Back when Newt Gingrich still scared liberals, the House Ethics Committee spent years probing various charges against him, focusing on the charge that a college class he taught was … partisan! Meanwhile, they’re teaching Marxism in comp lit classes, Islamic terrorism in Indian experience classes, and Druidism in divinity classes. As we speak, freshmen in English 101 classes all over the country are rushing to complete their term papers on how all heterosexual sex is rape. Over a million dollars later, the committee realized: Wait a second. This is a college class!
But at the urging of the Democrats, the Internal Revenue Service spent 3 1/2 years investigating Gingrich’s college course. After all the hullabaloo, the result was: No crime. The classes “were not biased toward particular politicians or a particular party” — thus distinguishing Gingrich’s class from every other college course in America.
To the contrary, Gingrich’s college class spent more time praising FDR and JFK than praising Reagan. (Did you know that FDR’s radio broadcast after Pearl Harbor included an eight-minute prayer? You would have learned that in Newt’s course.)
But the mere mention of the name “Newt Gingrich” was proof of criminal conduct in the ’90s.
When Democrats are accused of wrongdoing, it’s usually something more like what most people think of as a crime, say, punching a Capitol Hill policeman.
Or perhaps by being captured on tape in hotel rooms stuffing wads of cash into their pockets from Arab sheiks — as Democrats were during the Abscam investigation.
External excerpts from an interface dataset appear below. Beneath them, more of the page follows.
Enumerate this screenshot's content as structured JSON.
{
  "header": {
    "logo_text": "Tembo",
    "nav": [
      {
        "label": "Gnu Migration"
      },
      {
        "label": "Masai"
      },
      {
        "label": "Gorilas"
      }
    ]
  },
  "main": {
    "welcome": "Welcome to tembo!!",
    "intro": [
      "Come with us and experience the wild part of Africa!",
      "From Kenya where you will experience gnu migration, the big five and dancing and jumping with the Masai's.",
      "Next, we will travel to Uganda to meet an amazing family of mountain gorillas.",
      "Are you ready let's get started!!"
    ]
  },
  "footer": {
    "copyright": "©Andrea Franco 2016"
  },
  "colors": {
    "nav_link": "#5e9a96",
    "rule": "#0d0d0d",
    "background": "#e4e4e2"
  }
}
This was back when Democrats controlled Congress. Consequently, Congress responded to this shocking proof of criminality by their colleagues by … investigating the FBI for investigating members of Congress.
The “rule of law” means something entirely different for Republicans and Democrats. Consider the case of a prosecutor faced with the same possible wrongdoing by a Republican office-holder and a Democrat office-holder at the same time.
In the midst of Ronnie Earle’s witch hunt of Republican Sen. Kay Bailey Hutchison for allegedly using her office for campaign purposes — begun days after she was elected to the U.S. Senate by a 2-1 margin — employees in former Democratic Gov. Ann Richards’ office admitted that they destroyed almost three years’ worth of long-distance billing records that were supposed to be preserved — to ensure the office wasn’t being used for campaign purposes, among other things.
According to the Austin American-Statesman, Earle promptly “cleared (Richards) and her staff of wrongdoing, saying there was no evidence of criminal intent.”
Conservatives live under a jurisprudence of laws, but they get prosecuted under liberals’ jurisprudence of epithets.